The task.
Keep only the lines of the data below that contain "icon", and copy them.

Data shown.
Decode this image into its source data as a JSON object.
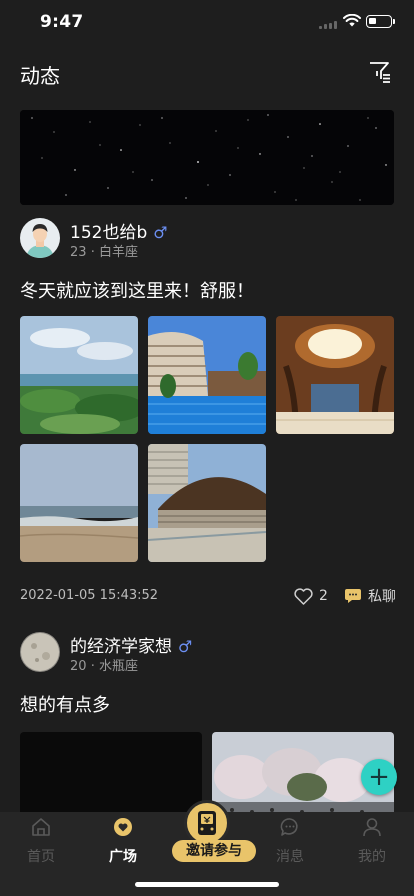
{
  "status_bar": {
    "time": "9:47"
  },
  "header": {
    "title": "动态",
    "filter_icon": "filter-icon"
  },
  "posts": [
    {
      "username": "152也给b",
      "gender": "♂",
      "age": "23",
      "zodiac": "白羊座",
      "text": "冬天就应该到这里来！舒服！",
      "time": "2022-01-05 15:43:52",
      "likes": "2",
      "chat_label": "私聊"
    },
    {
      "username": "的经济学家想",
      "gender": "♂",
      "age": "20",
      "zodiac": "水瓶座",
      "text": "想的有点多"
    }
  ],
  "meta_separator": "·",
  "fab": {
    "label": "+"
  },
  "tabs": [
    {
      "label": "首页",
      "icon": "home-icon"
    },
    {
      "label": "广场",
      "icon": "heart-badge-icon"
    },
    {
      "label": "邀请参与",
      "icon": "invite-icon"
    },
    {
      "label": "消息",
      "icon": "message-icon"
    },
    {
      "label": "我的",
      "icon": "profile-icon"
    }
  ],
  "colors": {
    "background": "#1e1e1e",
    "accent_gold": "#e9c46a",
    "fab": "#2ed1c4",
    "gender_male": "#6c8ff2"
  }
}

Written response.
    "filter_icon": "filter-icon"
      "icon": "home-icon"
      "icon": "heart-badge-icon"
      "icon": "invite-icon"
      "icon": "message-icon"
      "icon": "profile-icon"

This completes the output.